- **DATA PROVIDED**
::::::::

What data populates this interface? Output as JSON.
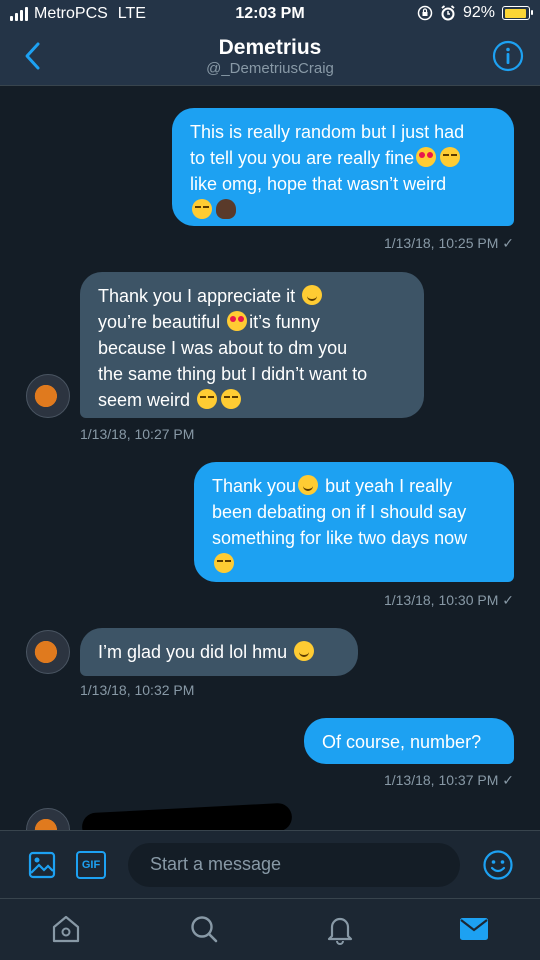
{
  "status_bar": {
    "carrier": "MetroPCS",
    "network": "LTE",
    "time": "12:03 PM",
    "battery": "92%",
    "battery_level": 0.92
  },
  "header": {
    "name": "Demetrius",
    "handle": "@_DemetriusCraig"
  },
  "messages": [
    {
      "direction": "sent",
      "lines": [
        "This is really random but I just had",
        "to tell you you are really fine",
        "like omg, hope that wasn’t weird"
      ],
      "timestamp": "1/13/18, 10:25 PM ✓"
    },
    {
      "direction": "received",
      "lines": [
        "Thank you I appreciate it",
        "you’re beautiful",
        "it’s funny",
        "because I was about to dm you",
        "the same thing but I didn’t want to",
        "seem weird"
      ],
      "timestamp": "1/13/18, 10:27 PM"
    },
    {
      "direction": "sent",
      "lines": [
        "Thank you",
        "but yeah I really",
        "been debating on if I should say",
        "something for like two days now"
      ],
      "timestamp": "1/13/18, 10:30 PM ✓"
    },
    {
      "direction": "received",
      "lines": [
        "I’m glad you did lol hmu"
      ],
      "timestamp": "1/13/18, 10:32 PM"
    },
    {
      "direction": "sent",
      "lines": [
        "Of course, number?"
      ],
      "timestamp": "1/13/18, 10:37 PM ✓"
    }
  ],
  "composer": {
    "placeholder": "Start a message",
    "gif_label": "GIF"
  },
  "colors": {
    "background": "#141d26",
    "bar": "#243447",
    "accent": "#1da1f2",
    "received_bubble": "#3d5466",
    "muted": "#8899a6"
  },
  "icons": {
    "back": "chevron-left-icon",
    "info": "info-icon",
    "photo": "image-icon",
    "gif": "gif-icon",
    "emoji": "smiley-icon",
    "home": "home-icon",
    "search": "search-icon",
    "notifications": "bell-icon",
    "messages": "mail-icon"
  }
}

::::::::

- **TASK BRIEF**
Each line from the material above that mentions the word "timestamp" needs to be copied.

- **RESPONSE TO THIS EXERCISE**
      "timestamp": "1/13/18, 10:25 PM ✓"
      "timestamp": "1/13/18, 10:27 PM"
      "timestamp": "1/13/18, 10:30 PM ✓"
      "timestamp": "1/13/18, 10:32 PM"
      "timestamp": "1/13/18, 10:37 PM ✓"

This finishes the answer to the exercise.